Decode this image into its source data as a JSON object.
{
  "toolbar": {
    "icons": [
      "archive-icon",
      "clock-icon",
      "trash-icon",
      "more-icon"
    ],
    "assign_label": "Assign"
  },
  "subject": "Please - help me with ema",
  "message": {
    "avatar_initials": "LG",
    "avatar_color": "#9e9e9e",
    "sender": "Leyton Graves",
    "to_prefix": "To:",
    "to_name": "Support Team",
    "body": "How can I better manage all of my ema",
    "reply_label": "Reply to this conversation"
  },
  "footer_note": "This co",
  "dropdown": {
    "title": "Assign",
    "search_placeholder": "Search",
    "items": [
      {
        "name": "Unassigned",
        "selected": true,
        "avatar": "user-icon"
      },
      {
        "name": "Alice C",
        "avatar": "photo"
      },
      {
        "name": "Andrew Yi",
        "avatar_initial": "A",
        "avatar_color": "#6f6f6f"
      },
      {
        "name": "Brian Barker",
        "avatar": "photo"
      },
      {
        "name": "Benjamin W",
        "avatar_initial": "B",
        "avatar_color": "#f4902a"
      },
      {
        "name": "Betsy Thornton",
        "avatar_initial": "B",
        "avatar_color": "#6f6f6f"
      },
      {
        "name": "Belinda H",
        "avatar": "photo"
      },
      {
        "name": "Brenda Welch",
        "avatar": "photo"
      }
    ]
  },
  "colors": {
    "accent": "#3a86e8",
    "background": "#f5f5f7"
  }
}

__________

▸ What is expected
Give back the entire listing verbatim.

▸ Exercise response
Decode this image into its source data as a JSON object.
{
  "toolbar": {
    "icons": [
      "archive-icon",
      "clock-icon",
      "trash-icon",
      "more-icon"
    ],
    "assign_label": "Assign"
  },
  "subject": "Please - help me with ema",
  "message": {
    "avatar_initials": "LG",
    "avatar_color": "#9e9e9e",
    "sender": "Leyton Graves",
    "to_prefix": "To:",
    "to_name": "Support Team",
    "body": "How can I better manage all of my ema",
    "reply_label": "Reply to this conversation"
  },
  "footer_note": "This co",
  "dropdown": {
    "title": "Assign",
    "search_placeholder": "Search",
    "items": [
      {
        "name": "Unassigned",
        "selected": true,
        "avatar": "user-icon"
      },
      {
        "name": "Alice C",
        "avatar": "photo"
      },
      {
        "name": "Andrew Yi",
        "avatar_initial": "A",
        "avatar_color": "#6f6f6f"
      },
      {
        "name": "Brian Barker",
        "avatar": "photo"
      },
      {
        "name": "Benjamin W",
        "avatar_initial": "B",
        "avatar_color": "#f4902a"
      },
      {
        "name": "Betsy Thornton",
        "avatar_initial": "B",
        "avatar_color": "#6f6f6f"
      },
      {
        "name": "Belinda H",
        "avatar": "photo"
      },
      {
        "name": "Brenda Welch",
        "avatar": "photo"
      }
    ]
  },
  "colors": {
    "accent": "#3a86e8",
    "background": "#f5f5f7"
  }
}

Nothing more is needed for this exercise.